Segment Start: Records shown

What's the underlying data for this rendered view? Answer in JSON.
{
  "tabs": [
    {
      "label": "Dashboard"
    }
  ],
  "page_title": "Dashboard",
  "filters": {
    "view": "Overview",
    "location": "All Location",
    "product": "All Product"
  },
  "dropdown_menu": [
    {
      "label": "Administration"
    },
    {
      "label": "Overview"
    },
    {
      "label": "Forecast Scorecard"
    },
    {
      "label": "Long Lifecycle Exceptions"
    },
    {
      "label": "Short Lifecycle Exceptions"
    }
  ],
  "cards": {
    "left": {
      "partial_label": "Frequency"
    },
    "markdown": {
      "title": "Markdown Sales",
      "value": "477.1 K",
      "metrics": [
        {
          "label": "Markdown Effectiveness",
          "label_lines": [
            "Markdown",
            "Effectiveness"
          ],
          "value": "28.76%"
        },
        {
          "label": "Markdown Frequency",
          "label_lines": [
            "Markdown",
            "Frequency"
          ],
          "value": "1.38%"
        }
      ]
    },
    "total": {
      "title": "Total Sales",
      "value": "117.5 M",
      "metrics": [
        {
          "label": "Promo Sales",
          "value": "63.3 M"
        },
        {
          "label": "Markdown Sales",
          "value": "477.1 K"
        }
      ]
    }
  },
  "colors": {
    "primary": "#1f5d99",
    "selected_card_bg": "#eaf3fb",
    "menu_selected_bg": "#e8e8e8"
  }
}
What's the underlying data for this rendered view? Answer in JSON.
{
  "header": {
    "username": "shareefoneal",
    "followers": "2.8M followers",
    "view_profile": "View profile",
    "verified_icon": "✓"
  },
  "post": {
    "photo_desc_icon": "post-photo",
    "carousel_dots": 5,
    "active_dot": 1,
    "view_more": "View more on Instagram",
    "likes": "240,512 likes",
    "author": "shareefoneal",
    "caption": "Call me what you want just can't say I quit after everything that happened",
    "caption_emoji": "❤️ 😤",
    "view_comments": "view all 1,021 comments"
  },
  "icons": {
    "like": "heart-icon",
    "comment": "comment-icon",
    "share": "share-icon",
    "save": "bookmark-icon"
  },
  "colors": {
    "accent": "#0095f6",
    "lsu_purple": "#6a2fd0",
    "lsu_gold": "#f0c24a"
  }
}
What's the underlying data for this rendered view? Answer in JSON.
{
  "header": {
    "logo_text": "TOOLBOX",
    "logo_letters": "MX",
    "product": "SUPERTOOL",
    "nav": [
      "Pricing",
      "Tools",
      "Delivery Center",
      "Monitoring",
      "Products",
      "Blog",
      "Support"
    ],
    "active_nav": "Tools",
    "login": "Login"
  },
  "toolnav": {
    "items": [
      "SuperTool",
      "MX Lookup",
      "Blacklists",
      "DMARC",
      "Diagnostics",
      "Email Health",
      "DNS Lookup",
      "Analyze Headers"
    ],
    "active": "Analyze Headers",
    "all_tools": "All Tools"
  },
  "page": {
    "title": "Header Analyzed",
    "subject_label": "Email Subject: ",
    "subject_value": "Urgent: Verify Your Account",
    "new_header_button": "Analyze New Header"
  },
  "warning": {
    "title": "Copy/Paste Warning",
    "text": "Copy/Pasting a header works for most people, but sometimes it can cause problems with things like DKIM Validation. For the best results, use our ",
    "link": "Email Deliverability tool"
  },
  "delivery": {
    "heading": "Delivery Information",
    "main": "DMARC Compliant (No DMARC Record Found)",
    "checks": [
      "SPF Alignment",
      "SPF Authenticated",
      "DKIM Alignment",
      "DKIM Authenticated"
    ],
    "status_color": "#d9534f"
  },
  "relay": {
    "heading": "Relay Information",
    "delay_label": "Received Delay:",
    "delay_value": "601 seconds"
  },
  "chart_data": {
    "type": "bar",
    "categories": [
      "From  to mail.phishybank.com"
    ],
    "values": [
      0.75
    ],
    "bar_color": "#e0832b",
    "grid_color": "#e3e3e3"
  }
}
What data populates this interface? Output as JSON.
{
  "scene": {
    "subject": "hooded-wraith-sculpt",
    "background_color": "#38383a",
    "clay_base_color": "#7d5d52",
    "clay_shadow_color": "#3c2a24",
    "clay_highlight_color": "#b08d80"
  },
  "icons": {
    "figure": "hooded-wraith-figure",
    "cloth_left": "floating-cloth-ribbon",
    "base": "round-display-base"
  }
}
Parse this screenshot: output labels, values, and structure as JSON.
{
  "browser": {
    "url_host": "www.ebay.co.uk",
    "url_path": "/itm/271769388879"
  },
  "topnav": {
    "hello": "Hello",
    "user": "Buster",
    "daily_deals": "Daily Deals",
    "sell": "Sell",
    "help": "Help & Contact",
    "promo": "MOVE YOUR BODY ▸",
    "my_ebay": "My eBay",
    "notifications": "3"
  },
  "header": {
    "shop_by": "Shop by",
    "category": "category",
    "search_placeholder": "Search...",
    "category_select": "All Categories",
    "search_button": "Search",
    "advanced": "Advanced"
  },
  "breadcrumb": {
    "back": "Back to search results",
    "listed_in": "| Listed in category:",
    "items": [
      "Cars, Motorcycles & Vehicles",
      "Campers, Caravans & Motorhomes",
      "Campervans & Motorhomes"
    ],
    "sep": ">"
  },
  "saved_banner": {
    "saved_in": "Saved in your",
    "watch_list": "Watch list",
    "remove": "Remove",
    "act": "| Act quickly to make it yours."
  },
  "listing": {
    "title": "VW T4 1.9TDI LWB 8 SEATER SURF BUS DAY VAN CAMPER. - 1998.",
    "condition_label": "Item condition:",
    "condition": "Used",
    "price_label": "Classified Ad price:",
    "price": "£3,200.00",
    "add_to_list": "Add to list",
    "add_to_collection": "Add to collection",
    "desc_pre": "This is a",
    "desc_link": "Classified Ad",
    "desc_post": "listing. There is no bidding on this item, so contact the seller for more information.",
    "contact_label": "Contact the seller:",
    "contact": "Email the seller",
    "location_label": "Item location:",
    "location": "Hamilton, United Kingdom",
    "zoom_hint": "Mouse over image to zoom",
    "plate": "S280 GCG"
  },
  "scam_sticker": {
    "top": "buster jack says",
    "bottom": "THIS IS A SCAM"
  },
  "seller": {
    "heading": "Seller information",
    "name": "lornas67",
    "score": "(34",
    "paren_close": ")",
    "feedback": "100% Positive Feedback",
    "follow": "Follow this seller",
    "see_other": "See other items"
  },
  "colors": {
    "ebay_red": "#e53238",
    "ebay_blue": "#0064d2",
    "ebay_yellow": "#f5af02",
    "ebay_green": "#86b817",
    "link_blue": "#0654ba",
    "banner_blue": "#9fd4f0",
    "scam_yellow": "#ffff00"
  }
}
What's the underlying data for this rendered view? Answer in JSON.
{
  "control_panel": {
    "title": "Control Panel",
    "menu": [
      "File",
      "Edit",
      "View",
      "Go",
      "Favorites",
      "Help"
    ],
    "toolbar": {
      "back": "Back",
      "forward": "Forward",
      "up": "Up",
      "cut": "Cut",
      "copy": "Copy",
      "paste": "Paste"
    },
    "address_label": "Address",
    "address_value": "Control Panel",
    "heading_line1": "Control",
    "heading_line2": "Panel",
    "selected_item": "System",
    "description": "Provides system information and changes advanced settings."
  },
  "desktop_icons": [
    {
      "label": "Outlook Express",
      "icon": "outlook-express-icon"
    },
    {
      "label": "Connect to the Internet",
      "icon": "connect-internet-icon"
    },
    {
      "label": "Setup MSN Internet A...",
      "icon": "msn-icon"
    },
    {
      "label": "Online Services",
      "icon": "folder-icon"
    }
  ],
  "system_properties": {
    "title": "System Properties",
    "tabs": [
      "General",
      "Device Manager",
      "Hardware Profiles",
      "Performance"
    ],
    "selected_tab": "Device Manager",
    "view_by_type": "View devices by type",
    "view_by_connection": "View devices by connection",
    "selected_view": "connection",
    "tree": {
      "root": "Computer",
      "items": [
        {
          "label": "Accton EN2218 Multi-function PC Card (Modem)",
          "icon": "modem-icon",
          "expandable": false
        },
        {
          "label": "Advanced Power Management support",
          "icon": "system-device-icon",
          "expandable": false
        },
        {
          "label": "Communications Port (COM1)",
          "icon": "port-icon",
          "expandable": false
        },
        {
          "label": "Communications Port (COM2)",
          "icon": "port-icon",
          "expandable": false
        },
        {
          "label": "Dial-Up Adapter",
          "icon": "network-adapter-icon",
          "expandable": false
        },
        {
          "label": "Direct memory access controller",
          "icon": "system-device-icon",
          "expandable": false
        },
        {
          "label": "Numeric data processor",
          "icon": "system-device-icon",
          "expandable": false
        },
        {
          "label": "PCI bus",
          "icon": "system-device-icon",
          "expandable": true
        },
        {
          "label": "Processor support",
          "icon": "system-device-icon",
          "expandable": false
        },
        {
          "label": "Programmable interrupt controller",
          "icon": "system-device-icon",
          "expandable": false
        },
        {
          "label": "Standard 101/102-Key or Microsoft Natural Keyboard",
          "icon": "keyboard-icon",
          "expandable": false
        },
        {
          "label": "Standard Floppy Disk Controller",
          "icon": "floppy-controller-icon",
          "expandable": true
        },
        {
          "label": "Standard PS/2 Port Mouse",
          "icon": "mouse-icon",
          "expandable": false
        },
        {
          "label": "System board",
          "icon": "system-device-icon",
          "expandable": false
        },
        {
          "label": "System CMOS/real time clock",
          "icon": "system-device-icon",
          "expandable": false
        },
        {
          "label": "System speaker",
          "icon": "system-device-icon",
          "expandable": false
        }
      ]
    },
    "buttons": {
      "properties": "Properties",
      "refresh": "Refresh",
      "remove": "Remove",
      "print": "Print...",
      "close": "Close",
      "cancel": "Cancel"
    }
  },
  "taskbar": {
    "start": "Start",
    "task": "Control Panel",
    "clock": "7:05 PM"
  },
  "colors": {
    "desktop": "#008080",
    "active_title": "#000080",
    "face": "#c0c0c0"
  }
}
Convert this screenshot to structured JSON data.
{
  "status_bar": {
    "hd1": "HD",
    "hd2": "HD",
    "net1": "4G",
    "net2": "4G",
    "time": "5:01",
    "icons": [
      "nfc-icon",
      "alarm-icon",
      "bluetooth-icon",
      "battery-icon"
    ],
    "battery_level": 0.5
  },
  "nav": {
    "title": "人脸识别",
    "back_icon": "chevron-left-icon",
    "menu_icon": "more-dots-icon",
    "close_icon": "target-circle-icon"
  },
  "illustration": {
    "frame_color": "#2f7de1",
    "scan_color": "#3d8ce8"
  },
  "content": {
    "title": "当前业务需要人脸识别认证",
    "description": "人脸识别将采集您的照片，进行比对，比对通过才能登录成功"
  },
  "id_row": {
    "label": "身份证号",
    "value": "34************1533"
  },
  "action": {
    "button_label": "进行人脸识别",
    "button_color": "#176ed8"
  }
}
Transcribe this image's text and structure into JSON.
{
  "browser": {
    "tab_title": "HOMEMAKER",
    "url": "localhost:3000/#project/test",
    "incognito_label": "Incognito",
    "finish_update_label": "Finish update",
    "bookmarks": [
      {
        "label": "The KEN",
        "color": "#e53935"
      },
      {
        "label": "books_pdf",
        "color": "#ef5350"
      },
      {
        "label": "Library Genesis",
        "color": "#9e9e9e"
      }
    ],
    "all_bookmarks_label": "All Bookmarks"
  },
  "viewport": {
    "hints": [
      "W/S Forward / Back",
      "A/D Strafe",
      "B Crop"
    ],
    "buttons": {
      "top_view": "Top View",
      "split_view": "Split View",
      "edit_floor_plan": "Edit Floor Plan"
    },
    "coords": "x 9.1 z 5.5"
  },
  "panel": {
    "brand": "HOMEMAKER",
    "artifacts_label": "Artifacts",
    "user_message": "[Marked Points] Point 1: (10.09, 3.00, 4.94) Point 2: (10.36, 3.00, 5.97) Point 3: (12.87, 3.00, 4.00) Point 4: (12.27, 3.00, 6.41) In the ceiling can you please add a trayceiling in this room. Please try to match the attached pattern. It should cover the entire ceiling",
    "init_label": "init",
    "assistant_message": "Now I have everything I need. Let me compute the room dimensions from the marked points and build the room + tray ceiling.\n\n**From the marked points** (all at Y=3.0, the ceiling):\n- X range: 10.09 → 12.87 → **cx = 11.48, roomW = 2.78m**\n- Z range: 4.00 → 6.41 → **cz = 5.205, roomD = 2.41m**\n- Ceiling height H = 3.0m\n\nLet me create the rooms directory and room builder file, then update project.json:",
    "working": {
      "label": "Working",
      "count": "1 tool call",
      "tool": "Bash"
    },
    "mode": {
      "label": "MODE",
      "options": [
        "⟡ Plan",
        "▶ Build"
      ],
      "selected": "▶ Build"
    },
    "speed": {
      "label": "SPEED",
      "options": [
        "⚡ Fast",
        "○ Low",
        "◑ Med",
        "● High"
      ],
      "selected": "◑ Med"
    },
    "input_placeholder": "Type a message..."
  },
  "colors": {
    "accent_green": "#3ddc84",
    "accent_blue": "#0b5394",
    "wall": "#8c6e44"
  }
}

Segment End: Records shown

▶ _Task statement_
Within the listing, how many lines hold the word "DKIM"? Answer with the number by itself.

▶ _Reply to the exercise_
3